Will history repeat itself?
Who is Eddie Yoon? I found his full-color ad in the Seattle Times. So I called him.
Why are you running for the Washington Supreme Court Justice position?
“My opponent (Justice Charles Johnson) has been there too long,” Yoon said. “You want fresh judges. This is an elective system. I am qualified. I was a prosecutor…”
He went on and on about his qualifications. Johnson ran as an unknown in 1990 and won.
Johnson has received several endorsement from media, including the Northwest Asian Weekly; and the bar association, including King County and Asian judicial evaluation.
Yoon wants history to repeat itself. It might not do so this time.
Chow and the Seahawks
What do Judge Mark Chow and the Seahawks have in common?
My husband got a copy of the Seahawks schedule with a magnet on the back of the flyer, so we put it on our fridge. If you look carefully, you’ll see one line of red ink among the several lines of green-and-black print on the schedule. The line is positioned under one particular date: “November 4: VOTE FOR JUDGE MARK CHOW!”
That’s smart campaigning.
Jayapal vs. Watanabe
On Oct. 3, Pramila Jayapal and Louis Watanabe, candidates for the 37th district senate seat, were debating at the API candidates’ forum at the Asian Counseling and Referral Service.
Both Asian Americans, Pramila is of Indian descent and Louis of Japanese descent. The district is one of the most diverse in the city of Seattle. The debate probably helped many make up their minds about whom to support.
A successful community organizer, Pramila founded OneAmerica after 9/11 (formerly Hate Free Zone) to fight for Muslims who were being discriminated against. Presently, she is one of the strongest advocates on immigration reform. Her resume is listed with achievements that include chairing committees for the city this year and her past involvement with many community projects.
Her endorsement list is much longer than any other 37th district candidates in the primary, and she won 54 percent of the votes.
During the debate, Pramila clearly stood out with the ability to address grass-root level topics, contribute possible solutions, and inspire women and minorities to work together to fight for the common good.
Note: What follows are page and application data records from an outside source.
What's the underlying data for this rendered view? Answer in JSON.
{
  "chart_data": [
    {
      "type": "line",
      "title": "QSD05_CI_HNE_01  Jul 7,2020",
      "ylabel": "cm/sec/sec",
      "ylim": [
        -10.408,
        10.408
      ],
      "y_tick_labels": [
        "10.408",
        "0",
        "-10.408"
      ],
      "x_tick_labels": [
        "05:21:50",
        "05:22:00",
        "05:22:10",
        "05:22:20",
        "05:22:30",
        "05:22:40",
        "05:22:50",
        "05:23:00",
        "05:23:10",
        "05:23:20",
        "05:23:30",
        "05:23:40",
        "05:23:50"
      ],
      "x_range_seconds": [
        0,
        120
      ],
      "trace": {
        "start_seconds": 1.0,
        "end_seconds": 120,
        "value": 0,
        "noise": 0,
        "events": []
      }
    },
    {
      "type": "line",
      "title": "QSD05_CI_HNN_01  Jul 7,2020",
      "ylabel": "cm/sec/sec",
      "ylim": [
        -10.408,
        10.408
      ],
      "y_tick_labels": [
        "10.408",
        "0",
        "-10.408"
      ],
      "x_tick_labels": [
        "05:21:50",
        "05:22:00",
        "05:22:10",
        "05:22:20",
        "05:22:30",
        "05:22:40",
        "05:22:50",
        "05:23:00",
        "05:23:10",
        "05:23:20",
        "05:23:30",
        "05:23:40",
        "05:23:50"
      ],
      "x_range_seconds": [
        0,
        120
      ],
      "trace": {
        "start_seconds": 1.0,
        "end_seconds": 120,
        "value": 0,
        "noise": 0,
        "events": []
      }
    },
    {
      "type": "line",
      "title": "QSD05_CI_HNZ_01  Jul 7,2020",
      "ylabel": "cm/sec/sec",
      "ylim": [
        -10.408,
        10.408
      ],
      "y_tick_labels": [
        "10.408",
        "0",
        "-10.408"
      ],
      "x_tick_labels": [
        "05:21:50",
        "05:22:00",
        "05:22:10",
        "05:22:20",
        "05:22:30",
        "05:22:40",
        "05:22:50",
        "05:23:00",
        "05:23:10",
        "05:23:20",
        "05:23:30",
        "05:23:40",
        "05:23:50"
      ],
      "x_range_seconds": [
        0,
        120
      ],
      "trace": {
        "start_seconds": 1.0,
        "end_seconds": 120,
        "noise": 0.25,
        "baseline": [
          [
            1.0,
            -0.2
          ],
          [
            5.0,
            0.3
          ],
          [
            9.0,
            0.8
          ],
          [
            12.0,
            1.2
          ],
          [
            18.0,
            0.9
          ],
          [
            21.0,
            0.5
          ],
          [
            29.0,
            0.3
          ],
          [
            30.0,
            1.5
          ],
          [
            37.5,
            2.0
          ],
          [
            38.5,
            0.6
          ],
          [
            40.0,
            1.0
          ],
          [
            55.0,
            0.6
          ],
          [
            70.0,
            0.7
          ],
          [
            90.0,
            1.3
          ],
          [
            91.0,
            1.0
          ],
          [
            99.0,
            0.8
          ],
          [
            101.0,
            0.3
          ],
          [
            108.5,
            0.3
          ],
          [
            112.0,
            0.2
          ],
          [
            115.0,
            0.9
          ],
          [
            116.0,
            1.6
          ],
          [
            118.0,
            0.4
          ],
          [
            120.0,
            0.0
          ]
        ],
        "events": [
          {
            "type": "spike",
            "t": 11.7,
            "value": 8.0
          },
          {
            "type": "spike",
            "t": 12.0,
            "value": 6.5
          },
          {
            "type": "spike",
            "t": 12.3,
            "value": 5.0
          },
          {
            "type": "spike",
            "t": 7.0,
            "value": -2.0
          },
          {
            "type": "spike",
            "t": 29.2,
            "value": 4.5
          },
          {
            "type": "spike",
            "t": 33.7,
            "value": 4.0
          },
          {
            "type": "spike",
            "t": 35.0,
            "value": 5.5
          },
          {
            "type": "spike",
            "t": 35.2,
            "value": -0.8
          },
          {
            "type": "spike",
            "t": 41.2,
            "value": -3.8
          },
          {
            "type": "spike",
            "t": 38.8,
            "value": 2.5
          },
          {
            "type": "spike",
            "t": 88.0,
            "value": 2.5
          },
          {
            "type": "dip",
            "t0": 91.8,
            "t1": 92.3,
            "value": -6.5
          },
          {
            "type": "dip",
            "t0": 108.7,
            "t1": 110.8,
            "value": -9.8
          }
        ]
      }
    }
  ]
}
Given her experience, Pramila would be a rising star in the Senate if elected and she would be the first Indian American in the Washington state senate.
Watanabe’s background is limited to small businesses and technology. The 37th district needs a leader with broader scope of experience and a larger world view to serve his/her constituency.
Gregerson vs. Burrage
First-time legislators often take years to navigate their way around the system before they can get their first bill passed. But Mia Su-ling Gregerson, who was appointed to be a state representative last December to fill an unexpired term, had demonstrated her ability to pass four bills, including helping homeowners deal with foreclosures and eliminating extensive financial-aid reporting requirements for tuition increases for college students.
Born in Taiwan, Mia was adopted by Americans when she was 2 years old. She is knowledgeable in issues.
Her opponent, Jeanette Burrage, is a familiar face in politics. She has run in other positions and lost. She didn’t express as much passion for the job as Gregerson did during the debate.
Why did the API forum have a low turnout?
The low turnout for the API candidate forum on Oct. 3 wasn’t what the organizers expected, even though 14 Asian organizations were sponsoring the event (including this paper). Attendance for 2014 was about 60. Last year, it was over 150. What could account for the low attendance?
Last year’s election showed several hotly contested city-wide races, including the mayoral race between Mike McGinn and Ed Murray, Albert Shen and Seattle Councilman Mike O’Brien, and Kshama Sawant and Richard Conlin. Supporters of these key races made up most of the attendance.
Socialists for Sawant’s base dominated the response for their candidate’s debate. McGinn’s fans influenced the outcome of the straw poll.
Though this year’s forum featured important gun initiatives in Washington state and city child care initiatives, they were not exciting in the pros and cons presentation. The debates between candidates for state representative for the 33rd and 37th districts were more interesting and lively.
However, most attendees don’t necessarily live in those same districts. Plus the candidates’ debates were placed after the initiatives. Many people left during the second part of the program. Perhaps, on a Friday night, it would be better to schedule a two-hour program to end 30 minutes earlier. (end)